Most of us have treasured little business tenets that somebody taught us once. One of mine is skepticism. When the majority
moves in one direction, I get particularly doubtful about the wisdom of going there. As Yogi Berra is reputed to have said,
“Nobody goes there anymore. It’s too crowded.” The pickings must be slim by now.
The principle also applies to beliefs. If “everybody knows” something, it must be so compromised, watered down and distorted that it isn’t really true anymore. To fit into so many minds, it must be too mushy for my taste and I need some stronger evidence. One bumper-sticker piece of wisdom I’ve imbibed is, “In God we trust—all others provide supporting data.” This contrarianism doesn’t endear me to my close friends and family, but it makes for fascinating conversations with my peers.
Take the “green office,” for example. The idea behind the green office is to have a slightly smaller damaging effect on the environment in general. Buying biodegradable cleaning solutions, for example, is supposed to contribute less to chemical pollution. That sounds great, but I never forget that you can’t make ripples in only one part of a pond. How much more does it cost to make biodegradable solutions? Does it end up using more electricity or other resources? If you use more electricity, it has to be produced using more fuel and produce more waste.
The situation is even more complex with the greening of technologies. For example, one of the bits of advice we often see is to print less paper. It saves trees, uses less toner or ink, causes less paper in landfills, and generally benefits the whole world. Make documents available online, as PDFs or in Google Docs, so people can just read them online.
But how much does it cost to archive, search, fetch and read documents online? What resources are we using up to do it? Shareable documents have to be kept on a server somewhere, and usually in big rooms with rows of racks containing dozens or hundreds of big, hot computer boxes. They require a lot of air-conditioning, which uses a ton of electricity.
Local computers have to work fractionally harder fetching, displaying, scrolling and modifying documents. On balance, are we really saving Mother Nature any aggravation? It’s tough to tell, because nobody seems to have firm answers. Most estimates consider only the paper part of the issue, not the entire tapestry of resource usage.
How about working from home? That would seem like a safe way to get greener. Fewer employees milling around in an office means you can downsize the space, reducing heating, cooling, lighting and even insurance costs. Employees don’t drive cars as much, so the air should be cleaner.
But for the most part, we’re only moving most of the resource usage from one space to another. Instead of maintaining an office environment in one place, we split it up into many spaces. The lights at home are now lit during the day, and most of it is still incandescent, which is much more wasteful than the typical office fluorescents. Instead of being able to set back the temperature during the day, the home-worker now has to maintain a comfortable temperature in every one of his 24 hours. He’s using more electricity to power his gadgetry.
Heating, cooling and lighting individual homes is much less efficient than maintaining one central space.
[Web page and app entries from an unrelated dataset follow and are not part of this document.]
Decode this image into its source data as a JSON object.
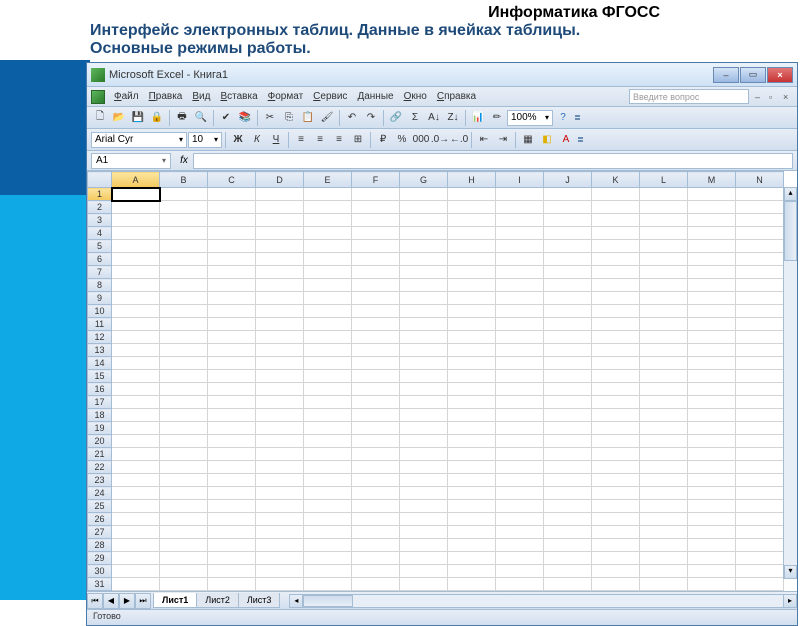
{
  "slide": {
    "header_right": "Информатика ФГОСС",
    "title_line1": "Интерфейс электронных таблиц. Данные в ячейках таблицы.",
    "title_line2": "Основные режимы работы."
  },
  "window": {
    "title": "Microsoft Excel - Книга1"
  },
  "menu": {
    "items": [
      "Файл",
      "Правка",
      "Вид",
      "Вставка",
      "Формат",
      "Сервис",
      "Данные",
      "Окно",
      "Справка"
    ],
    "help_placeholder": "Введите вопрос"
  },
  "toolbar1": {
    "zoom": "100%"
  },
  "toolbar2": {
    "font": "Arial Cyr",
    "size": "10"
  },
  "namebox": {
    "value": "A1"
  },
  "columns": [
    "A",
    "B",
    "C",
    "D",
    "E",
    "F",
    "G",
    "H",
    "I",
    "J",
    "K",
    "L",
    "M",
    "N"
  ],
  "rows_count": 31,
  "active_cell": {
    "col": "A",
    "row": 1
  },
  "sheets": [
    "Лист1",
    "Лист2",
    "Лист3"
  ],
  "active_sheet": 0,
  "status": "Готово"
}
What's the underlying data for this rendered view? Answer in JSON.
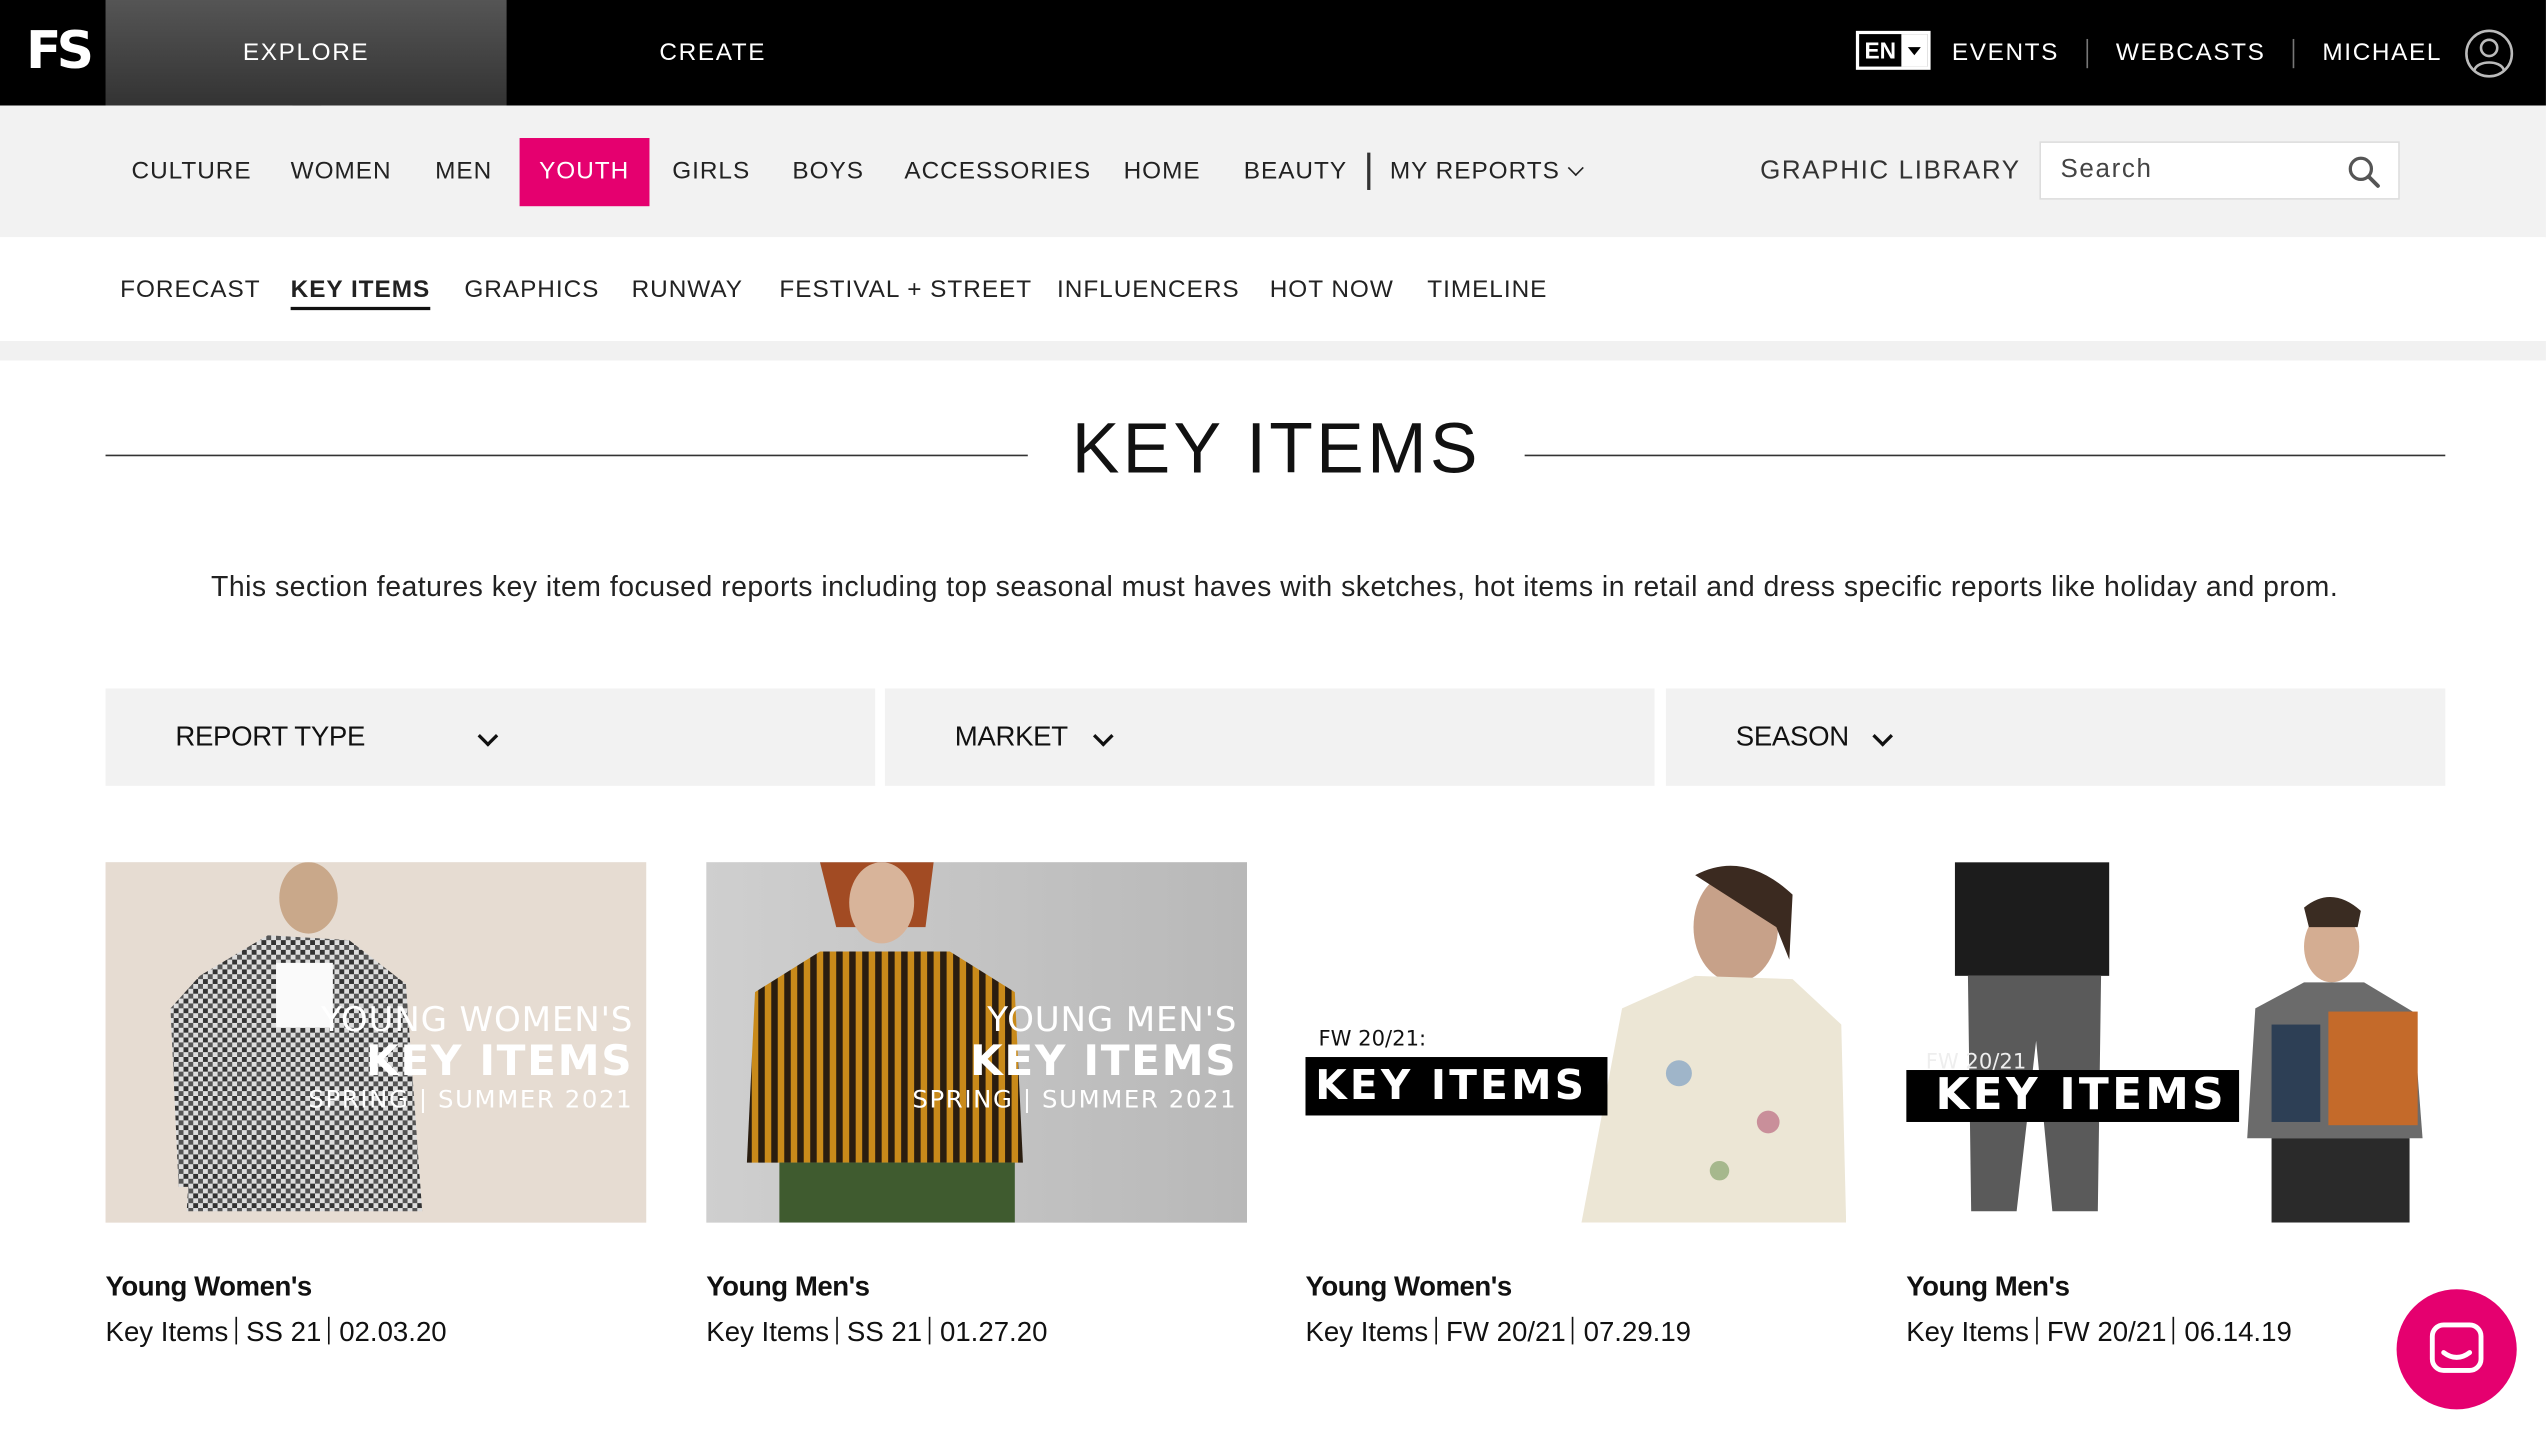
{
  "topbar": {
    "logo": "FS",
    "tabs": [
      {
        "label": "EXPLORE"
      },
      {
        "label": "CREATE"
      }
    ],
    "language": "EN",
    "links": [
      {
        "label": "EVENTS"
      },
      {
        "label": "WEBCASTS"
      },
      {
        "label": "MICHAEL"
      }
    ]
  },
  "main_nav": {
    "items": [
      {
        "label": "CULTURE"
      },
      {
        "label": "WOMEN"
      },
      {
        "label": "MEN"
      },
      {
        "label": "YOUTH"
      },
      {
        "label": "GIRLS"
      },
      {
        "label": "BOYS"
      },
      {
        "label": "ACCESSORIES"
      },
      {
        "label": "HOME"
      },
      {
        "label": "BEAUTY"
      }
    ],
    "my_reports": "MY REPORTS",
    "graphic_library": "GRAPHIC LIBRARY",
    "search_placeholder": "Search",
    "active_color": "#e5006f"
  },
  "sub_nav": {
    "items": [
      {
        "label": "FORECAST"
      },
      {
        "label": "KEY ITEMS"
      },
      {
        "label": "GRAPHICS"
      },
      {
        "label": "RUNWAY"
      },
      {
        "label": "FESTIVAL + STREET"
      },
      {
        "label": "INFLUENCERS"
      },
      {
        "label": "HOT NOW"
      },
      {
        "label": "TIMELINE"
      }
    ]
  },
  "page": {
    "title": "KEY ITEMS",
    "intro": "This section features key item focused reports including top seasonal must haves with sketches, hot items in retail and dress specific reports like holiday and prom."
  },
  "filters": [
    {
      "label": "REPORT TYPE"
    },
    {
      "label": "MARKET"
    },
    {
      "label": "SEASON"
    }
  ],
  "cards": [
    {
      "title": "Young Women's",
      "type": "Key Items",
      "season": "SS 21",
      "date": "02.03.20",
      "image_text": {
        "l1": "YOUNG WOMEN'S",
        "l2": "KEY ITEMS",
        "l3": "SPRING | SUMMER 2021"
      }
    },
    {
      "title": "Young Men's",
      "type": "Key Items",
      "season": "SS 21",
      "date": "01.27.20",
      "image_text": {
        "l1": "YOUNG MEN'S",
        "l2": "KEY ITEMS",
        "l3": "SPRING | SUMMER 2021"
      }
    },
    {
      "title": "Young Women's",
      "type": "Key Items",
      "season": "FW 20/21",
      "date": "07.29.19",
      "image_text": {
        "l1": "FW 20/21:",
        "l2": "KEY ITEMS"
      }
    },
    {
      "title": "Young Men's",
      "type": "Key Items",
      "season": "FW 20/21",
      "date": "06.14.19",
      "image_text": {
        "l1": "FW 20/21",
        "l2": "KEY ITEMS"
      }
    }
  ]
}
On balance, is this saving us anything? I don’t know. I see conclusions both ways, and few from people I know I can trust.
If going green helps the immediate bottom line, at least that’s measurable. If we make fewer copies, we use up less money, too. But a lot of green initiatives aren’t intended to benefit us directly, or they just shift costs from our offices to somebody else’s. While we save money on paper and toner, somebody else may well be using more electricity to allow us to store more online documents, which requires the power plant to make more electricity, and hence more pollutants. On balance, it may not be doing much good because, as economists say, we get the benefits and never see the true costs.
I’m not against energy efficiency. I want my descendents to the 20th generation experiencing the same magnificent lifestyle I enjoy, and if some sacrifice on my part could help bring that about, I’m pleased to do it. But I don’t want to rush to green just because it’s fashionable. I’ve gotten too stodgy and cynical for that. I no longer let my dreams cloud my judgment. If you know of studies along the lines I mentioned here, by all means let me know and I’ll look at them. It’s an important issue and, while I’m a contrarian, I’m not unreachable by a good argument.•
Altom is an independent local technology consultant. His column appears every other week. He can be reached at firstname.lastname@example.org.